Photo of Blokus board game in endstateTo put it more specifically, I saw several people learning to play Blokus, rules and strategies were discussed. There was a show-and-tell history of caricatures in European art. I overheard an eight-year old girl ask her neighbor if she would enable communication between their Nintendo DS systems. All the while, in the front living room, a man with a guitar–who I later learned was Raph Koster–and many fine singers created a steady stream of pleasant and familiar songs, passing on traditions and practices of which I remain blissfully ignorant. Instead of ethnomusicology, I focused on finding out from Patricia what she had planned for her games class and how it had come to pass that Nolan Bushnell was in her family room playing Blokus with her teenager, their neighbor, and my friend Ellen.
Given the impending new year–which for me holds the task of writing a dissertation start to finish–I found the answers to both lines of questioning valuably portentous. To answer the second one first: Patricia and Mike took their kids to the uWink restaurant in Woodland Hills and Mike was bold enough to strike up a conversation with Nolan. Later, Nolan appears at their party. Mike’s bold gregariousness is precisely what I’ll need to strike up the conversations I need to write a dissertation, I think as I hear Patricia tell of husband’s prowess.

What Patricia said about her class, however, was an even more valuable touchstone for my project. She made a number of really astute points on misconceptions about multiplayer, online gaming. First, she pointed out the tendency to apply the label “multiplayer” only to  MMOGs (massively multiplayer online games) when, with the exception of solitaire, most games–from chess to Ms. Pac-Man–have multiplayer capability.
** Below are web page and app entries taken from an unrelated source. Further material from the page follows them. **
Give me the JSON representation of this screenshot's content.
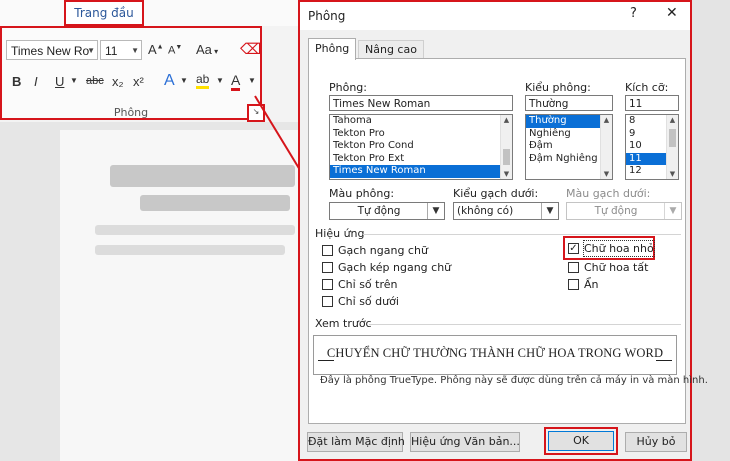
{
  "ribbon": {
    "home_tab": "Trang đầu",
    "font_name": "Times New Ro",
    "font_size": "11",
    "grow_icon": "A▲",
    "shrink_icon": "A▼",
    "case_label": "Aa",
    "bold": "B",
    "italic": "I",
    "underline": "U",
    "strike": "abc",
    "subscript": "x₂",
    "superscript": "x²",
    "group_label": "Phông"
  },
  "dialog": {
    "title": "Phông",
    "help": "?",
    "close": "✕",
    "tabs": [
      "Phông",
      "Nâng cao"
    ],
    "font": {
      "label": "Phông:",
      "value": "Times New Roman",
      "list": [
        "Tahoma",
        "Tekton Pro",
        "Tekton Pro Cond",
        "Tekton Pro Ext",
        "Times New Roman"
      ],
      "selected": "Times New Roman"
    },
    "style": {
      "label": "Kiểu phông:",
      "value": "Thường",
      "list": [
        "Thường",
        "Nghiêng",
        "Đậm",
        "Đậm Nghiêng"
      ],
      "selected": "Thường"
    },
    "size": {
      "label": "Kích cỡ:",
      "value": "11",
      "list": [
        "8",
        "9",
        "10",
        "11",
        "12"
      ],
      "selected": "11"
    },
    "font_color": {
      "label": "Màu phông:",
      "value": "Tự động"
    },
    "underline_style": {
      "label": "Kiểu gạch dưới:",
      "value": "(không có)"
    },
    "underline_color": {
      "label": "Màu gạch dưới:",
      "value": "Tự động"
    },
    "effects": {
      "label": "Hiệu ứng",
      "left": [
        {
          "label": "Gạch ngang chữ",
          "checked": false
        },
        {
          "label": "Gạch kép ngang chữ",
          "checked": false
        },
        {
          "label": "Chỉ số trên",
          "checked": false
        },
        {
          "label": "Chỉ số dưới",
          "checked": false
        }
      ],
      "right": [
        {
          "label": "Chữ hoa nhỏ",
          "checked": true
        },
        {
          "label": "Chữ hoa tất",
          "checked": false
        },
        {
          "label": "Ẩn",
          "checked": false
        }
      ]
    },
    "preview": {
      "label": "Xem trước",
      "text": "CHUYỂN CHỮ THƯỜNG THÀNH CHỮ HOA TRONG WORD",
      "note": "Đây là phông TrueType. Phông này sẽ được dùng trên cả máy in và màn hình."
    },
    "buttons": {
      "set_default": "Đặt làm Mặc định",
      "text_effects": "Hiệu ứng Văn bản...",
      "ok": "OK",
      "cancel": "Hủy bỏ"
    }
  },
  "colors": {
    "highlight": "#d6151b",
    "selection": "#0a6fd6",
    "accent": "#2b579a"
  },
  "icons": [
    "grow-font-icon",
    "shrink-font-icon",
    "clear-formatting-icon",
    "text-effects-icon",
    "highlight-icon",
    "font-color-icon",
    "dialog-launcher-icon",
    "check-icon"
  ]
}
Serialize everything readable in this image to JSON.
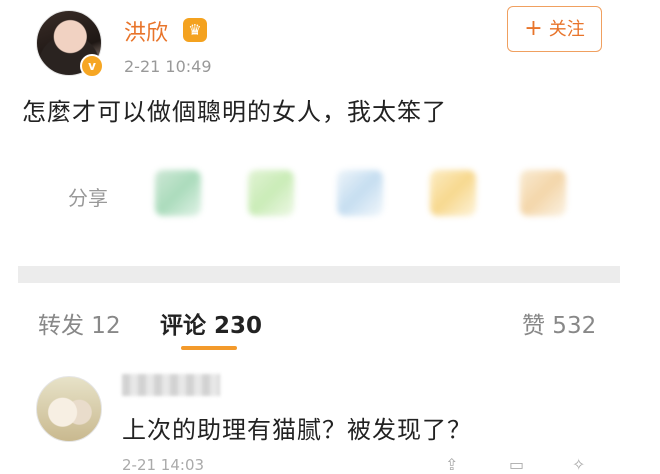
{
  "post": {
    "username": "洪欣",
    "crown_icon": "crown-icon",
    "verified_icon": "verified-badge-icon",
    "timestamp": "2-21 10:49",
    "follow_label": "关注",
    "follow_plus": "+",
    "text": "怎麼才可以做個聰明的女人，我太笨了",
    "share_label": "分享",
    "share_icons": [
      "wechat-icon",
      "moments-icon",
      "qq-icon",
      "qzone-icon",
      "more-share-icon"
    ]
  },
  "tabs": {
    "repost": "转发 12",
    "comments": "评论 230",
    "likes": "赞 532"
  },
  "comment": {
    "text": "上次的助理有猫腻？被发现了？",
    "timestamp": "2-21 14:03",
    "actions": [
      "share-icon",
      "reply-icon",
      "like-icon"
    ]
  },
  "colors": {
    "accent": "#e8742a",
    "tab_underline": "#f39a2b"
  }
}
I take it as a sign of the social, its primacy and perpetual erasure in the naturalization (one of culture’s favorite methods) of such terms as “multiplayer.”

Patricia builds on it to talk about the kind of projects she hopes her students will undertake this spring. While everyone wants to create the next big MMOG, the budget and resource realities of producing such a game preclude the MMOG as a wise term project choice in most cases. Thus, she plans to point out the diverse variety of thriving game genres and communities online besides MMOGs and encourage students to design games they can feasibly produce in a semester. Here again, the potent and peculiar combination of object lesson and subject lesson all-in-one. Or, to put it in tagline form, it’s all the field now, baby.’